:: Activity ::
Select every line containing the word "excerpt" from the material, and copy those lines.

####################

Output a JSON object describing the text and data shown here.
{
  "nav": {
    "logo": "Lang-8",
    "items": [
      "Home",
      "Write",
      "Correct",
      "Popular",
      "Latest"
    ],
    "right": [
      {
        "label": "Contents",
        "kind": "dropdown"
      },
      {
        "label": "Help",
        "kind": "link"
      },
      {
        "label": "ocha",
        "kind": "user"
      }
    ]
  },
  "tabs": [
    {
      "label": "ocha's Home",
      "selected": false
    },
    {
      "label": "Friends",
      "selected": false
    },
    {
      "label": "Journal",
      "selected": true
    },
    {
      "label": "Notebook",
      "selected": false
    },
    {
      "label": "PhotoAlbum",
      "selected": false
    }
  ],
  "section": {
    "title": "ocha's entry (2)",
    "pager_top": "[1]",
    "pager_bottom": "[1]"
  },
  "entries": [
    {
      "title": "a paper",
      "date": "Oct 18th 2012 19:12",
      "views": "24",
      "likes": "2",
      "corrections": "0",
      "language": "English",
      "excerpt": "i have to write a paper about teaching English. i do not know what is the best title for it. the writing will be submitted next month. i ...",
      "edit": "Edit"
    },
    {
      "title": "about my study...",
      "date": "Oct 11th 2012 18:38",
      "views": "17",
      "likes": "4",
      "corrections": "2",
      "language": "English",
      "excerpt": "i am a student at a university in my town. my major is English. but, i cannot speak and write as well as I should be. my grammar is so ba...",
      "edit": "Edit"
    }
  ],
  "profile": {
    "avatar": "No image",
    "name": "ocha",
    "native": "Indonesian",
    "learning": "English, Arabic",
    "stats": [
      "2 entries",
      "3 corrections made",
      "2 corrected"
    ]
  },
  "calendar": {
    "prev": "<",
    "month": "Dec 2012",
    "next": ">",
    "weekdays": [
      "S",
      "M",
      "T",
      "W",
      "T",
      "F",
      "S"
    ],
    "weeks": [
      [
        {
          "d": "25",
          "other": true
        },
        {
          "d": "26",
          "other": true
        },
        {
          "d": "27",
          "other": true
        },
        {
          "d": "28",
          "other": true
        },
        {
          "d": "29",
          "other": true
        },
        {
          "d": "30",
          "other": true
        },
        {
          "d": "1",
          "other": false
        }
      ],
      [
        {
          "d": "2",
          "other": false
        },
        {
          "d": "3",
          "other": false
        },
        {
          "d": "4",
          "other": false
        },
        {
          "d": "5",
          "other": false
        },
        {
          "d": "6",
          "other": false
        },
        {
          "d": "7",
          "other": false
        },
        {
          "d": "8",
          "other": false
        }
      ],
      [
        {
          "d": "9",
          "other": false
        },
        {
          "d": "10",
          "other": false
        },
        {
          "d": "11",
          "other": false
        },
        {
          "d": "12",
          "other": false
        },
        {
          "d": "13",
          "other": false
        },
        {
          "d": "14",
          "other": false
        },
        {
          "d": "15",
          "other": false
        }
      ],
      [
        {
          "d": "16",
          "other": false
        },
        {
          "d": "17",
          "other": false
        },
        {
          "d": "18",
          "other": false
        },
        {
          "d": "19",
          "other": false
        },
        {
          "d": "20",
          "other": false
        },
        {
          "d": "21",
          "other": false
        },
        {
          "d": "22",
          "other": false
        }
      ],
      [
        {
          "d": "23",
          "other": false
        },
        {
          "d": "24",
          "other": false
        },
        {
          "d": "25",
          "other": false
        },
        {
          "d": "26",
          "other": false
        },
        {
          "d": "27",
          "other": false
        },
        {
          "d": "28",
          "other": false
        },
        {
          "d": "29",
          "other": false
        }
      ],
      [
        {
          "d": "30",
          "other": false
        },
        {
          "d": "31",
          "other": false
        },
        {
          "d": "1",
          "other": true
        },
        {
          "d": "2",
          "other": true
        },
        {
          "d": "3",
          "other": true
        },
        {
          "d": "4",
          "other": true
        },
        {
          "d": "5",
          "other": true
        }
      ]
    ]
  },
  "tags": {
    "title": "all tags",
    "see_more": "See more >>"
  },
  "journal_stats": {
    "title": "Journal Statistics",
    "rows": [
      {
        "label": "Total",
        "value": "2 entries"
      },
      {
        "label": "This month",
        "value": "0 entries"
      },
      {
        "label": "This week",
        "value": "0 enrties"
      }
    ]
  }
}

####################

:: Final answer ::
      "excerpt": "i have to write a paper about teaching English. i do not know what is the best title for it. the writing will be submitted next month. i ...",
      "excerpt": "i am a student at a university in my town. my major is English. but, i cannot speak and write as well as I should be. my grammar is so ba...",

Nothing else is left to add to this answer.